Stored dataset items:
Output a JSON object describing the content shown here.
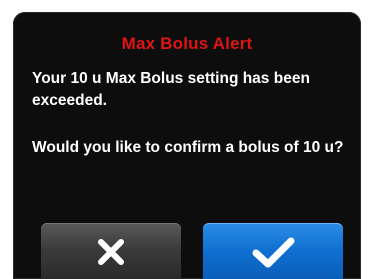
{
  "alert": {
    "title": "Max Bolus Alert",
    "message": "Your 10 u Max Bolus setting has been exceeded.",
    "question": "Would you like to confirm a bolus of 10 u?"
  },
  "buttons": {
    "cancel_icon": "x-icon",
    "confirm_icon": "check-icon"
  },
  "colors": {
    "title": "#e01414",
    "background": "#0d0d0d",
    "confirm": "#0f6fd1",
    "cancel": "#3c3c3c"
  }
}
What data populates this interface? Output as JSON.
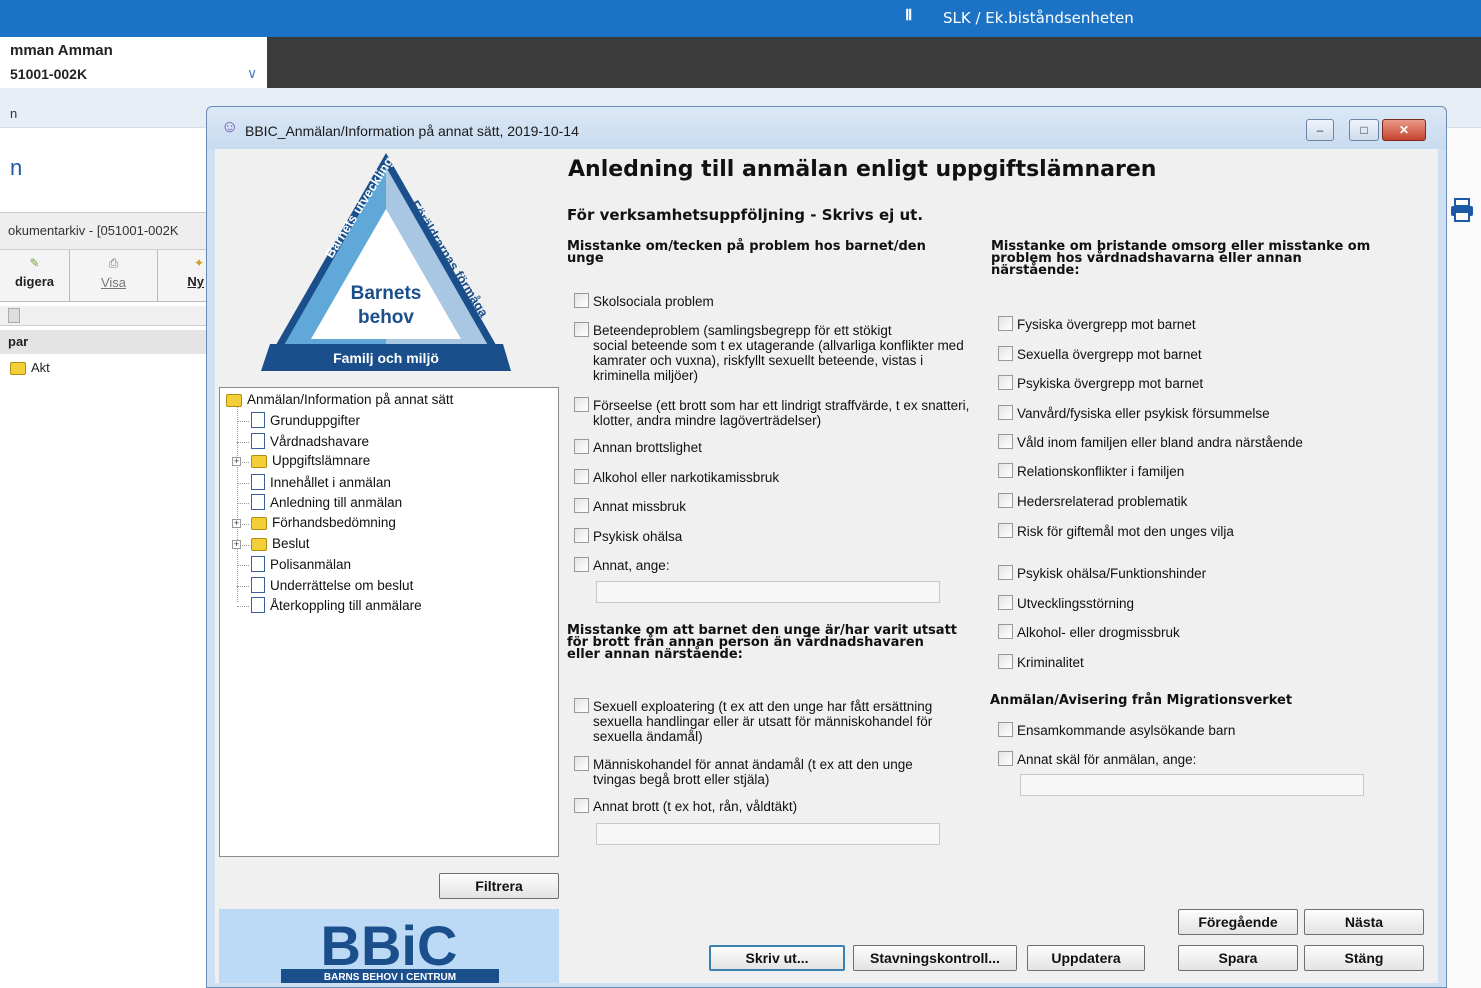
{
  "app": {
    "org_label": "SLK / Ek.biståndsenheten",
    "patient_name": "mman Amman",
    "patient_id": "51001-002K",
    "subnav_text": "n",
    "page_title_fragment": "n",
    "doc_archive_title": "okumentarkiv - [051001-002K",
    "toolbar": [
      {
        "label": "digera",
        "icon": "edit-icon"
      },
      {
        "label": "Visa",
        "icon": "view-icon"
      },
      {
        "label": "Ny",
        "icon": "new-icon"
      }
    ],
    "list_header": "par",
    "list_item": "Akt"
  },
  "dialog": {
    "title": "BBIC_Anmälan/Information på annat sätt, 2019-10-14",
    "window_buttons": {
      "minimize": "–",
      "maximize": "□",
      "close": "✕"
    },
    "logo_triangle": {
      "left": "Barnets utveckling",
      "right": "Föräldrarnas förmåga",
      "center": "Barnets behov",
      "bottom": "Familj och miljö"
    },
    "tree": {
      "root": "Anmälan/Information på annat sätt",
      "items": [
        {
          "label": "Grunduppgifter",
          "type": "doc",
          "expandable": false
        },
        {
          "label": "Vårdnadshavare",
          "type": "doc",
          "expandable": false
        },
        {
          "label": "Uppgiftslämnare",
          "type": "folder",
          "expandable": true
        },
        {
          "label": "Innehållet i anmälan",
          "type": "doc",
          "expandable": false
        },
        {
          "label": "Anledning till anmälan",
          "type": "doc",
          "expandable": false
        },
        {
          "label": "Förhandsbedömning",
          "type": "folder",
          "expandable": true
        },
        {
          "label": "Beslut",
          "type": "folder",
          "expandable": true
        },
        {
          "label": "Polisanmälan",
          "type": "doc",
          "expandable": false
        },
        {
          "label": "Underrättelse om beslut",
          "type": "doc",
          "expandable": false
        },
        {
          "label": "Återkoppling till anmälare",
          "type": "doc",
          "expandable": false
        }
      ]
    },
    "filter_button": "Filtrera",
    "bbic_logo": {
      "big": "BBiC",
      "small": "BARNS BEHOV I CENTRUM"
    },
    "heading": "Anledning till anmälan enligt uppgiftslämnaren",
    "subheading": "För verksamhetsuppföljning - Skrivs ej ut.",
    "left_section1": {
      "title": "Misstanke om/tecken på problem hos barnet/den\nunge",
      "options": [
        "Skolsociala problem",
        "Beteendeproblem (samlingsbegrepp för ett stökigt\nsocial beteende som t ex utagerande (allvarliga konflikter med\nkamrater och vuxna), riskfyllt sexuellt beteende, vistas i\nkriminella miljöer)",
        "Förseelse (ett brott som har ett lindrigt straffvärde, t ex snatteri,\nklotter, andra mindre lagöverträdelser)",
        "Annan brottslighet",
        "Alkohol eller narkotikamissbruk",
        "Annat missbruk",
        "Psykisk ohälsa",
        "Annat, ange:"
      ],
      "other_value": ""
    },
    "left_section2": {
      "title": "Misstanke om att barnet den unge är/har varit utsatt\nför brott från annan person än vårdnadshavaren\neller annan närstående:",
      "options": [
        "Sexuell exploatering (t ex att den unge har fått ersättning\nsexuella handlingar eller är utsatt för människohandel för\nsexuella ändamål)",
        "Människohandel för annat ändamål (t ex att den unge\ntvingas begå brott eller stjäla)",
        "Annat brott (t ex hot, rån, våldtäkt)"
      ],
      "other_value": ""
    },
    "right_section1": {
      "title": "Misstanke om bristande omsorg eller misstanke om\nproblem hos vårdnadshavarna eller annan\nnärstående:",
      "options": [
        "Fysiska övergrepp mot barnet",
        "Sexuella övergrepp mot barnet",
        "Psykiska övergrepp mot barnet",
        "Vanvård/fysiska eller psykisk försummelse",
        "Våld inom familjen eller bland andra närstående",
        "Relationskonflikter i familjen",
        "Hedersrelaterad problematik",
        "Risk för giftemål mot den unges vilja",
        "Psykisk ohälsa/Funktionshinder",
        "Utvecklingsstörning",
        "Alkohol- eller drogmissbruk",
        "Kriminalitet"
      ]
    },
    "right_section2": {
      "title": "Anmälan/Avisering från Migrationsverket",
      "options": [
        "Ensamkommande asylsökande barn",
        "Annat skäl för anmälan, ange:"
      ],
      "other_value": ""
    },
    "buttons": {
      "print": "Skriv ut...",
      "spellcheck": "Stavningskontroll...",
      "update": "Uppdatera",
      "previous": "Föregående",
      "next": "Nästa",
      "save": "Spara",
      "close": "Stäng"
    }
  }
}
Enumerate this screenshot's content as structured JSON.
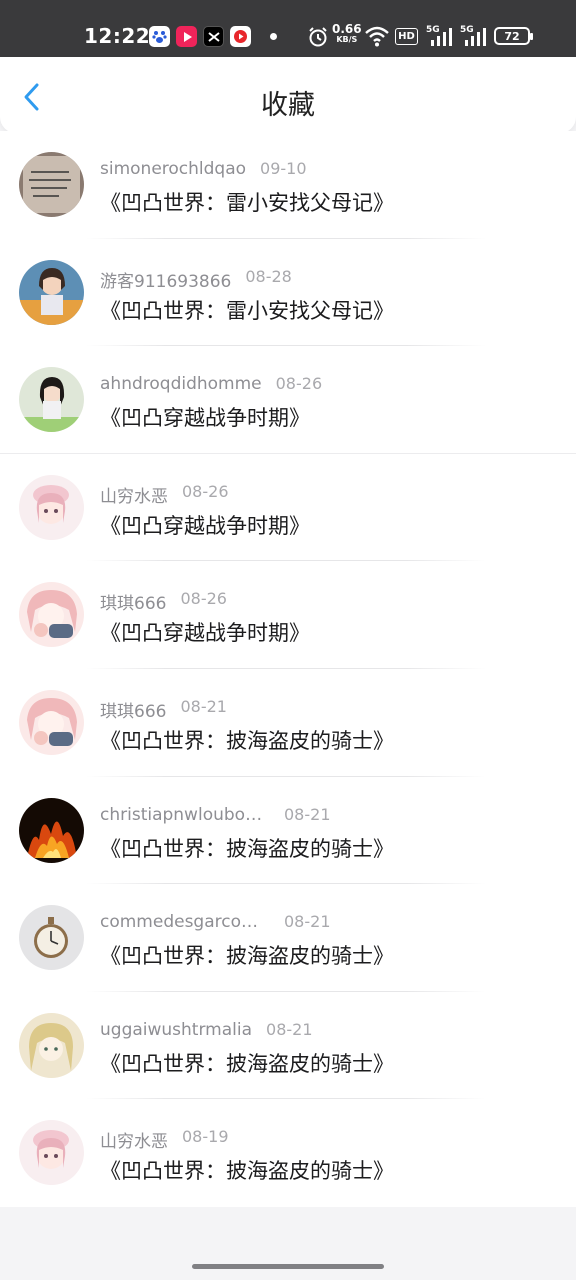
{
  "status_bar": {
    "time": "12:22",
    "net_speed_value": "0.66",
    "net_speed_unit": "KB/S",
    "hd_label": "HD",
    "sim1_label": "5G",
    "sim2_label": "5G",
    "battery": "72"
  },
  "header": {
    "title": "收藏",
    "back_icon": "chevron-left-icon",
    "accent_color": "#2f9bef"
  },
  "favorites": [
    {
      "user": "simonerochldqao",
      "date": "09-10",
      "work": "《凹凸世界：雷小安找父母记》"
    },
    {
      "user": "游客911693866",
      "date": "08-28",
      "work": "《凹凸世界：雷小安找父母记》"
    },
    {
      "user": "ahndroqdidhomme",
      "date": "08-26",
      "work": "《凹凸穿越战争时期》"
    },
    {
      "user": "山穷水恶",
      "date": "08-26",
      "work": "《凹凸穿越战争时期》"
    },
    {
      "user": "琪琪666",
      "date": "08-26",
      "work": "《凹凸穿越战争时期》"
    },
    {
      "user": "琪琪666",
      "date": "08-21",
      "work": "《凹凸世界：披海盗皮的骑士》"
    },
    {
      "user": "christiapnwloubou...",
      "date": "08-21",
      "work": "《凹凸世界：披海盗皮的骑士》"
    },
    {
      "user": "commedesgarcom...",
      "date": "08-21",
      "work": "《凹凸世界：披海盗皮的骑士》"
    },
    {
      "user": "uggaiwushtrmalia",
      "date": "08-21",
      "work": "《凹凸世界：披海盗皮的骑士》"
    },
    {
      "user": "山穷水恶",
      "date": "08-19",
      "work": "《凹凸世界：披海盗皮的骑士》"
    }
  ]
}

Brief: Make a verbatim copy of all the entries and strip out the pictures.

Solution to this task:
Output a JSON object describing the content shown here.
{
  "alert": {
    "title": "Max Bolus Alert",
    "message": "Your 10 u Max Bolus setting has been exceeded.",
    "question": "Would you like to confirm a bolus of 10 u?"
  },
  "buttons": {
    "cancel_icon": "x-icon",
    "confirm_icon": "check-icon"
  },
  "colors": {
    "title": "#e01414",
    "background": "#0d0d0d",
    "confirm": "#0f6fd1",
    "cancel": "#3c3c3c"
  }
}
What data populates this interface? Output as JSON.
{
  "app": {
    "org_label": "SLK / Ek.biståndsenheten",
    "patient_name": "mman Amman",
    "patient_id": "51001-002K",
    "subnav_text": "n",
    "page_title_fragment": "n",
    "doc_archive_title": "okumentarkiv - [051001-002K",
    "toolbar": [
      {
        "label": "digera",
        "icon": "edit-icon"
      },
      {
        "label": "Visa",
        "icon": "view-icon"
      },
      {
        "label": "Ny",
        "icon": "new-icon"
      }
    ],
    "list_header": "par",
    "list_item": "Akt"
  },
  "dialog": {
    "title": "BBIC_Anmälan/Information på annat sätt, 2019-10-14",
    "window_buttons": {
      "minimize": "–",
      "maximize": "□",
      "close": "✕"
    },
    "logo_triangle": {
      "left": "Barnets utveckling",
      "right": "Föräldrarnas förmåga",
      "center": "Barnets behov",
      "bottom": "Familj och miljö"
    },
    "tree": {
      "root": "Anmälan/Information på annat sätt",
      "items": [
        {
          "label": "Grunduppgifter",
          "type": "doc",
          "expandable": false
        },
        {
          "label": "Vårdnadshavare",
          "type": "doc",
          "expandable": false
        },
        {
          "label": "Uppgiftslämnare",
          "type": "folder",
          "expandable": true
        },
        {
          "label": "Innehållet i anmälan",
          "type": "doc",
          "expandable": false
        },
        {
          "label": "Anledning till anmälan",
          "type": "doc",
          "expandable": false
        },
        {
          "label": "Förhandsbedömning",
          "type": "folder",
          "expandable": true
        },
        {
          "label": "Beslut",
          "type": "folder",
          "expandable": true
        },
        {
          "label": "Polisanmälan",
          "type": "doc",
          "expandable": false
        },
        {
          "label": "Underrättelse om beslut",
          "type": "doc",
          "expandable": false
        },
        {
          "label": "Återkoppling till anmälare",
          "type": "doc",
          "expandable": false
        }
      ]
    },
    "filter_button": "Filtrera",
    "bbic_logo": {
      "big": "BBiC",
      "small": "BARNS BEHOV I CENTRUM"
    },
    "heading": "Anledning till anmälan enligt uppgiftslämnaren",
    "subheading": "För verksamhetsuppföljning - Skrivs ej ut.",
    "left_section1": {
      "title": "Misstanke om/tecken på problem hos barnet/den\nunge",
      "options": [
        "Skolsociala problem",
        "Beteendeproblem (samlingsbegrepp för ett stökigt\nsocial beteende som t ex utagerande (allvarliga konflikter med\nkamrater och vuxna), riskfyllt sexuellt beteende, vistas i\nkriminella miljöer)",
        "Förseelse (ett brott som har ett lindrigt straffvärde, t ex snatteri,\nklotter, andra mindre lagöverträdelser)",
        "Annan brottslighet",
        "Alkohol eller narkotikamissbruk",
        "Annat missbruk",
        "Psykisk ohälsa",
        "Annat, ange:"
      ],
      "other_value": ""
    },
    "left_section2": {
      "title": "Misstanke om att barnet den unge är/har varit utsatt\nför brott från annan person än vårdnadshavaren\neller annan närstående:",
      "options": [
        "Sexuell exploatering (t ex att den unge har fått ersättning\nsexuella handlingar eller är utsatt för människohandel för\nsexuella ändamål)",
        "Människohandel för annat ändamål (t ex att den unge\ntvingas begå brott eller stjäla)",
        "Annat brott (t ex hot, rån, våldtäkt)"
      ],
      "other_value": ""
    },
    "right_section1": {
      "title": "Misstanke om bristande omsorg eller misstanke om\nproblem hos vårdnadshavarna eller annan\nnärstående:",
      "options": [
        "Fysiska övergrepp mot barnet",
        "Sexuella övergrepp mot barnet",
        "Psykiska övergrepp mot barnet",
        "Vanvård/fysiska eller psykisk försummelse",
        "Våld inom familjen eller bland andra närstående",
        "Relationskonflikter i familjen",
        "Hedersrelaterad problematik",
        "Risk för giftemål mot den unges vilja",
        "Psykisk ohälsa/Funktionshinder",
        "Utvecklingsstörning",
        "Alkohol- eller drogmissbruk",
        "Kriminalitet"
      ]
    },
    "right_section2": {
      "title": "Anmälan/Avisering från Migrationsverket",
      "options": [
        "Ensamkommande asylsökande barn",
        "Annat skäl för anmälan, ange:"
      ],
      "other_value": ""
    },
    "buttons": {
      "print": "Skriv ut...",
      "spellcheck": "Stavningskontroll...",
      "update": "Uppdatera",
      "previous": "Föregående",
      "next": "Nästa",
      "save": "Spara",
      "close": "Stäng"
    }
  }
}
Enumerate this screenshot's content as structured JSON.
{
  "status_bar": {
    "time": "12:22",
    "net_speed_value": "0.66",
    "net_speed_unit": "KB/S",
    "hd_label": "HD",
    "sim1_label": "5G",
    "sim2_label": "5G",
    "battery": "72"
  },
  "header": {
    "title": "收藏",
    "back_icon": "chevron-left-icon",
    "accent_color": "#2f9bef"
  },
  "favorites": [
    {
      "user": "simonerochldqao",
      "date": "09-10",
      "work": "《凹凸世界：雷小安找父母记》"
    },
    {
      "user": "游客911693866",
      "date": "08-28",
      "work": "《凹凸世界：雷小安找父母记》"
    },
    {
      "user": "ahndroqdidhomme",
      "date": "08-26",
      "work": "《凹凸穿越战争时期》"
    },
    {
      "user": "山穷水恶",
      "date": "08-26",
      "work": "《凹凸穿越战争时期》"
    },
    {
      "user": "琪琪666",
      "date": "08-26",
      "work": "《凹凸穿越战争时期》"
    },
    {
      "user": "琪琪666",
      "date": "08-21",
      "work": "《凹凸世界：披海盗皮的骑士》"
    },
    {
      "user": "christiapnwloubou...",
      "date": "08-21",
      "work": "《凹凸世界：披海盗皮的骑士》"
    },
    {
      "user": "commedesgarcom...",
      "date": "08-21",
      "work": "《凹凸世界：披海盗皮的骑士》"
    },
    {
      "user": "uggaiwushtrmalia",
      "date": "08-21",
      "work": "《凹凸世界：披海盗皮的骑士》"
    },
    {
      "user": "山穷水恶",
      "date": "08-19",
      "work": "《凹凸世界：披海盗皮的骑士》"
    }
  ]
}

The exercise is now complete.